Barcelona – Operating with a surprisingly small budget, the Catalans have a rich history of keeping their squad Spanish and only peppering in foreign internationals to add what Spanish players can not. And although Kerr could fulfil what Barcelona haven’t had in the past (and may very well lack in the future), as it stands, the table toppers have little use for the Matilda with the squad well balanced.

CD Tacón (Real Madrid) – The team that are and aren’t Real Madrid, Kerr would certainly be welcome at Tacón, the striker another star to add to the growing list at the club. One of the clubs that shouldn’t have any problems paying her wages, that can give her a starting spot and promise a challenge, Tacón tick more than a few boxes bar one: the Champions League. Only promoted to the topflight this season, Tacón aren’t in the UWCL this year, and given their standing in the table, they’re not likely to be next season either.

Although Kerr would undoubtedly add to Tacón and help them win games – something that has been a real struggle this season, the Madrid team with just four points from their first seven games – the chance of finishing top two seems a very long way away. Even if the team could continue to build and grow (and it will), Kerr wouldn’t be likely to feature in the Champions League until at least the 2021-22 season if she joins Tacón now.

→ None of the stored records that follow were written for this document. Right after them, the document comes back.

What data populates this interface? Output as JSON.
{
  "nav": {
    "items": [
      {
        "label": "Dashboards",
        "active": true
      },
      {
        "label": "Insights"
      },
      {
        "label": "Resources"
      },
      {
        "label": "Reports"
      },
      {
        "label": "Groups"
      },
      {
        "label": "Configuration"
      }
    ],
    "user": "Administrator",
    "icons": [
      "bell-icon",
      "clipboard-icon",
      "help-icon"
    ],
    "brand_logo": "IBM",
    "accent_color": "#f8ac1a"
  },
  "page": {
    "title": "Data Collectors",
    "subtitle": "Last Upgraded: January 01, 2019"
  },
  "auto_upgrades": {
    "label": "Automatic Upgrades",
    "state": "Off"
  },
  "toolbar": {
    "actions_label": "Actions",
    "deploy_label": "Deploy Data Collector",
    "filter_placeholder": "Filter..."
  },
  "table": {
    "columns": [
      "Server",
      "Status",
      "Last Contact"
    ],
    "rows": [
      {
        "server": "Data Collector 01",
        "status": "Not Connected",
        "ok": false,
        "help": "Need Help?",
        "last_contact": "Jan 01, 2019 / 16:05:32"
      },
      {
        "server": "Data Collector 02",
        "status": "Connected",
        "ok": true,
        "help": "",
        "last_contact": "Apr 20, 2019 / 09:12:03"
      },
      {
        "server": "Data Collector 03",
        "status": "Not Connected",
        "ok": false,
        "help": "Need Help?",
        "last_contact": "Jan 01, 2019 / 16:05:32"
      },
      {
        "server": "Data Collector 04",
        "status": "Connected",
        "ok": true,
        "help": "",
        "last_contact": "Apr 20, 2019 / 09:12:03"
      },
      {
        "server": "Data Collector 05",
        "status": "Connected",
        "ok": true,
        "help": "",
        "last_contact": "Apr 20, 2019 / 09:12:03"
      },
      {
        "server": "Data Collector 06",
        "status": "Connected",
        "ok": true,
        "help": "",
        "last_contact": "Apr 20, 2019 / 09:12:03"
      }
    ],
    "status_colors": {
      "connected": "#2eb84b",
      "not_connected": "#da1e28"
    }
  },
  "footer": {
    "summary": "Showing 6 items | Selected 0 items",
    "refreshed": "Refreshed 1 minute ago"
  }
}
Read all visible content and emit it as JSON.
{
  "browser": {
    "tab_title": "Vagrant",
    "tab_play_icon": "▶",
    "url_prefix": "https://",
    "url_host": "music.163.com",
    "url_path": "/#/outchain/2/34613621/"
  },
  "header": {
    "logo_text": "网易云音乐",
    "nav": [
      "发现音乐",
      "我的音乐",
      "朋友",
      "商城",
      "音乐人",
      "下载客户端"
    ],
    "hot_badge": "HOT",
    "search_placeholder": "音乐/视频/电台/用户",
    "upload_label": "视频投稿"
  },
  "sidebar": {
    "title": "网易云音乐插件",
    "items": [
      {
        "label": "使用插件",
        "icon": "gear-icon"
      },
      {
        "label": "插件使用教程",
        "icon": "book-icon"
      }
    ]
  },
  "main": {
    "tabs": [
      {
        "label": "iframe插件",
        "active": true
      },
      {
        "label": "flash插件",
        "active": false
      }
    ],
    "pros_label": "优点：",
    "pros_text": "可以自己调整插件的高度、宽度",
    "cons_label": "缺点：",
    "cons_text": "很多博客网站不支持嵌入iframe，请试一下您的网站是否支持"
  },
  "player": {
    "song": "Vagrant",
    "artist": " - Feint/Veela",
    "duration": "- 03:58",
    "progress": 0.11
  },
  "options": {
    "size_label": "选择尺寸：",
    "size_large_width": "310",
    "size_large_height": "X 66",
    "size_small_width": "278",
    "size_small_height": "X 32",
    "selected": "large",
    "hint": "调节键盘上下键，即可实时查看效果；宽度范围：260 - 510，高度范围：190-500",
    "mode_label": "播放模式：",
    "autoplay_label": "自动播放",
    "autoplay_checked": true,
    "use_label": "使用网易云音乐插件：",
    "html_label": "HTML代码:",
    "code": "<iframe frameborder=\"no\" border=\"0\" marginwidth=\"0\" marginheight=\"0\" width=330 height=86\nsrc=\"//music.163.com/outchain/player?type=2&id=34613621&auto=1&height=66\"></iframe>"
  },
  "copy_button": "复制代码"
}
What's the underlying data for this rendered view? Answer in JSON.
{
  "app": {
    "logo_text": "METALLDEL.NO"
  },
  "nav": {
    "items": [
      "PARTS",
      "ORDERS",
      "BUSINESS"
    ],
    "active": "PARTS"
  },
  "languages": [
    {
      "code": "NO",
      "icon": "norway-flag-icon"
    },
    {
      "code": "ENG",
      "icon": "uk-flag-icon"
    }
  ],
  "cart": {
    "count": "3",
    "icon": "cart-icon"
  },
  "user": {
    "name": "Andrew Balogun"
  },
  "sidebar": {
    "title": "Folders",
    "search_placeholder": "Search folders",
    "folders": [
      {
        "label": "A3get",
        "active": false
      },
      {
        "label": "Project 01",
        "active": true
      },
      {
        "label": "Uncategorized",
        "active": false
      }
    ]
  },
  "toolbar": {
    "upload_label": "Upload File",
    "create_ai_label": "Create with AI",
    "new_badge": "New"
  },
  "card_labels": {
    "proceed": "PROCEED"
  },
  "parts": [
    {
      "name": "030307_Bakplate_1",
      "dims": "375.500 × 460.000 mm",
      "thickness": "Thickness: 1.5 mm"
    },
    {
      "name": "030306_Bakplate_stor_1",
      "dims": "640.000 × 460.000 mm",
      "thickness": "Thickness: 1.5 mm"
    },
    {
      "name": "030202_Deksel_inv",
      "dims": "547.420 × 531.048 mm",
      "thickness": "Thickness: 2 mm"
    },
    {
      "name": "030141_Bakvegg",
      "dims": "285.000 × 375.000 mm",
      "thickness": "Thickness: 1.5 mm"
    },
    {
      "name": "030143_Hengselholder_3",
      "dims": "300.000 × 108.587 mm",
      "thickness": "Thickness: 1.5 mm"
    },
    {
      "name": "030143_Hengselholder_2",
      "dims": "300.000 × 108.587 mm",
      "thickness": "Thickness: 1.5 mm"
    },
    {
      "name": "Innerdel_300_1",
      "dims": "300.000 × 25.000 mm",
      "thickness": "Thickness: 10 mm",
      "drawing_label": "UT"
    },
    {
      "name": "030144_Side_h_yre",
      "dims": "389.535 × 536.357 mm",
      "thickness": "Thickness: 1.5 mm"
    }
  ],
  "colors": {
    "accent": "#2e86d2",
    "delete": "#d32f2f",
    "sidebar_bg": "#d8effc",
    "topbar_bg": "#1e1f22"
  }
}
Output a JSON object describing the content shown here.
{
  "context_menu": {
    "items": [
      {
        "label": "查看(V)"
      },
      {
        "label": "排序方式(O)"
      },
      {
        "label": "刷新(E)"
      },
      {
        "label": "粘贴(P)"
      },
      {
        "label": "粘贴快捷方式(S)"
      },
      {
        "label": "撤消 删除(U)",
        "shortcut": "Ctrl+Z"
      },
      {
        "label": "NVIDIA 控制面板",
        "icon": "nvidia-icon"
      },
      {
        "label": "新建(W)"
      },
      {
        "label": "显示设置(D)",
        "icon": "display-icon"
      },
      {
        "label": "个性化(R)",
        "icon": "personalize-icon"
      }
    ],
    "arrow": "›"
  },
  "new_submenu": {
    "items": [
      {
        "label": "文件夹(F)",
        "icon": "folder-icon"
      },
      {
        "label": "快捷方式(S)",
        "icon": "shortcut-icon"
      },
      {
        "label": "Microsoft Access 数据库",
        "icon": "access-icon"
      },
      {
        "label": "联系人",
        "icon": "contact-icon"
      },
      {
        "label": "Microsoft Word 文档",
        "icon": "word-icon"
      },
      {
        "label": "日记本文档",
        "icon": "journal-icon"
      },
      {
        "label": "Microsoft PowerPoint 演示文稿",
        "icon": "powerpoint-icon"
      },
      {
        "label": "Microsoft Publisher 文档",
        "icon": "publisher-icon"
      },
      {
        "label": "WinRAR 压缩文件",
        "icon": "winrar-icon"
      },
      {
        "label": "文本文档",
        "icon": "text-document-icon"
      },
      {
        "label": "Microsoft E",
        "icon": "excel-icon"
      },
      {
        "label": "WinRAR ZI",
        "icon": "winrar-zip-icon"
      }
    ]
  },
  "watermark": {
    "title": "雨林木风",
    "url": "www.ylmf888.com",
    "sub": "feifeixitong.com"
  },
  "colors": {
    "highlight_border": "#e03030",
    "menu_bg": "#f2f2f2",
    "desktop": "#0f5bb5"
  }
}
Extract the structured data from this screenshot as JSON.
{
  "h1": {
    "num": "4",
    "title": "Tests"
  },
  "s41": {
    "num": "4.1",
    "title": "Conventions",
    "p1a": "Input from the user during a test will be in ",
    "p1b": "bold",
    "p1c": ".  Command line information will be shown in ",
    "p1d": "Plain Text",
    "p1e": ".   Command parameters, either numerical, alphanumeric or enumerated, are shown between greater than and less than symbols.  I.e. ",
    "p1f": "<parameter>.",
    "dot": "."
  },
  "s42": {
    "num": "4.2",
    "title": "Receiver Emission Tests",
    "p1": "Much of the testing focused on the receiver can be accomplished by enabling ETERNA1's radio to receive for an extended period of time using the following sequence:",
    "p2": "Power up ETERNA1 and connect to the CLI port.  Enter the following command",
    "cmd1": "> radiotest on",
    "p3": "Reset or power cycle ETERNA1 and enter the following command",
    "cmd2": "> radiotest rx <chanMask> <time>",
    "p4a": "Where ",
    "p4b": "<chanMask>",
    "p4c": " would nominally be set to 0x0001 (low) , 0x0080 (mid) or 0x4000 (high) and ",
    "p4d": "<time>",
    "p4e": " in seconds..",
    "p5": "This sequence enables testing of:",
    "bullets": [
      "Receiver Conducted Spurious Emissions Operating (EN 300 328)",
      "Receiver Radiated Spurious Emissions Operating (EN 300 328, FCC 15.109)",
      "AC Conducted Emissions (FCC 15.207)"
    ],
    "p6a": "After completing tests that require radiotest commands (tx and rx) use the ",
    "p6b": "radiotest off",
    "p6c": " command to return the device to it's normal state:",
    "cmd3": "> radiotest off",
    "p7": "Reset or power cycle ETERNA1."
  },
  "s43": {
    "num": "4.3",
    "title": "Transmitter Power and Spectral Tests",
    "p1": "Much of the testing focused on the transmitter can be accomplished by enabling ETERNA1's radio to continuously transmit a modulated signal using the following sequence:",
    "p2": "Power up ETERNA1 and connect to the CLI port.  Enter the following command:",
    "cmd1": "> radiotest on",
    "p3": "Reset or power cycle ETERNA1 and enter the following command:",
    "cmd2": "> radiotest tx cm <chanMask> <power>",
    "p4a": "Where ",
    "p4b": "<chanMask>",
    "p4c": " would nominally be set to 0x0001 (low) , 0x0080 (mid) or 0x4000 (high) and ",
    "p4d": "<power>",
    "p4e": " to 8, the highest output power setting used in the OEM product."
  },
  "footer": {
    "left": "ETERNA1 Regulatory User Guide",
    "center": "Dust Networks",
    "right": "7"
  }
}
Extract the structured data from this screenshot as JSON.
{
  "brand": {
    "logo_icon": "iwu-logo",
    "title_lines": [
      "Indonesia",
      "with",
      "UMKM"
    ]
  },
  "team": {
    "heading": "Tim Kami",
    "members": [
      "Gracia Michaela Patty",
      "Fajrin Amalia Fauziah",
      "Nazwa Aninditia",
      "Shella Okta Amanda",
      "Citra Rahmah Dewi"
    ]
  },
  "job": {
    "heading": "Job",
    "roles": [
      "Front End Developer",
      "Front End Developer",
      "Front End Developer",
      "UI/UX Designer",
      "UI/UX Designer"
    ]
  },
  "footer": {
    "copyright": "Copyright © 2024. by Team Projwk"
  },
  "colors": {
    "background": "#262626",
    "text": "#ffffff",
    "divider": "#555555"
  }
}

With all signs pointing to Chelsea, we’re fully prepared to be monumentally wrong on this one...